▸ **Task requirements**: Among the entries that follow, count the lines that contain the word "link" and say how many there are, writing nothing else.

(Data listing Opens)

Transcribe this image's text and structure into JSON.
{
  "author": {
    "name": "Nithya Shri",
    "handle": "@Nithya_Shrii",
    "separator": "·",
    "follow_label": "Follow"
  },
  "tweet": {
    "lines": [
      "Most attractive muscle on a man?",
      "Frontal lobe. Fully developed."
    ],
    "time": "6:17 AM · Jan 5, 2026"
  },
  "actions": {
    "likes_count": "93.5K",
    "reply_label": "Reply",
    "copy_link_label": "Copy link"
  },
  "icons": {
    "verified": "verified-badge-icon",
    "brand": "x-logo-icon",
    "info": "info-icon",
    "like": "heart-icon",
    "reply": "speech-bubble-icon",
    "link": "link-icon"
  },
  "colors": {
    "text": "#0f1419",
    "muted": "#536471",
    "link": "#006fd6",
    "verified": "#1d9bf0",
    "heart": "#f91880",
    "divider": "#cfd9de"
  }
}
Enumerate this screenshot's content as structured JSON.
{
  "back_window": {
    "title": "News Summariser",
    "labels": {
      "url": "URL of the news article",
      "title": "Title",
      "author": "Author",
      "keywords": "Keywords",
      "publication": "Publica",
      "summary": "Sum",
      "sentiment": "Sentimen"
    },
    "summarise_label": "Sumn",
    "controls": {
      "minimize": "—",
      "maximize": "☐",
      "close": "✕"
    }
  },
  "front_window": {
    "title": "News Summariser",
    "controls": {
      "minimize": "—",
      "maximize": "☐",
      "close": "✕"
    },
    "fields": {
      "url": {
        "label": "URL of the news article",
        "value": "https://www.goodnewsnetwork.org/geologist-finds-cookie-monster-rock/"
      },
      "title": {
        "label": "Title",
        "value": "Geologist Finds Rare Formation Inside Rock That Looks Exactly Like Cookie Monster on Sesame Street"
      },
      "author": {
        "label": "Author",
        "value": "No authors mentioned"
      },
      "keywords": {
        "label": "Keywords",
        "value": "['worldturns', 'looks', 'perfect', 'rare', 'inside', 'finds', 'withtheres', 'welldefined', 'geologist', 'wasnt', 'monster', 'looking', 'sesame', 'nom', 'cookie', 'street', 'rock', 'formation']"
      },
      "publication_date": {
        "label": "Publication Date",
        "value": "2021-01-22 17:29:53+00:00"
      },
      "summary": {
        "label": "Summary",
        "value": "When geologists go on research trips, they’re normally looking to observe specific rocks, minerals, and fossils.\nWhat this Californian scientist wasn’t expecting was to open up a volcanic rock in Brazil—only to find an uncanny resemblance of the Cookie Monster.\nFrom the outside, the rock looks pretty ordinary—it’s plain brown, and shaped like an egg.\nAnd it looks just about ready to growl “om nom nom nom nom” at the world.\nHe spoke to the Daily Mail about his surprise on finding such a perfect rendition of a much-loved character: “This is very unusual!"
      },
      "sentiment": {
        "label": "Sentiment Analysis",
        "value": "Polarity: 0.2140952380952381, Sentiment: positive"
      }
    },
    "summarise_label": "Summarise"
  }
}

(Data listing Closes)

▸ **Solution to this problem**: 3